Yesterday afternoon I resolved that I would spend the rest of the day polishing off peer reviews of two manuscripts on my desk. I had to come back to campus from the early showing of the feel-bad movie of the summer, the thoroughly unsettling and depressing Capturing the Friedmans, to get the first one done and now I'm taking a blogging break before I embark on the second. I agree to review too many papers. Why do I do it? Why does anyone do it? Why don't academic disciplines just trickle their way to oblivion because editors can't get anyone to review papers?
Not only do I agree to review too many papers, I spend way too much time reviewing any one paper. At least 3/4 of the time I get the set of reviews back and my review is the longest. It took me a long time to figure out how someone could take the time to read an entire paper and then only have a short, vacuous paragraph to say about it, until I realized: they probably didn't actually read the paper, or at least not with any care. Why do I spend so much time reviewing a single article? What kind of wild self-importance must I attach to what I have to say about a paper? Do I think that my comments are going to contribute in any way to saving the lost cause that is most sociology, the same way that a friend of mine was sure she could save Richard Lewis if she spent all her free time writing him encouraging "buck up, you're still funny" fan mail?

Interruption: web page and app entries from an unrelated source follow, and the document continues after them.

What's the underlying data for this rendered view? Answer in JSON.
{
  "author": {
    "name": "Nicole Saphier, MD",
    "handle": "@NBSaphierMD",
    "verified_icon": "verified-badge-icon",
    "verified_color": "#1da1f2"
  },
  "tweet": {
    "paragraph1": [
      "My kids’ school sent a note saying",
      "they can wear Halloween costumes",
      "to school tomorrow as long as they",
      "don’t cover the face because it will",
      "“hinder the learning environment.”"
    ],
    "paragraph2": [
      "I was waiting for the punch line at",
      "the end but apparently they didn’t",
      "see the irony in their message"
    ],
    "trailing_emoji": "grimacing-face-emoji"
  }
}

Do I have a wild sense of self-importance more generally? Erin said I must to be doing this weblog, but then again that's the kind of thing she always says. Then again then again, perhaps the reason Erin always says that kind of thing is that she's had me pegged for a long time.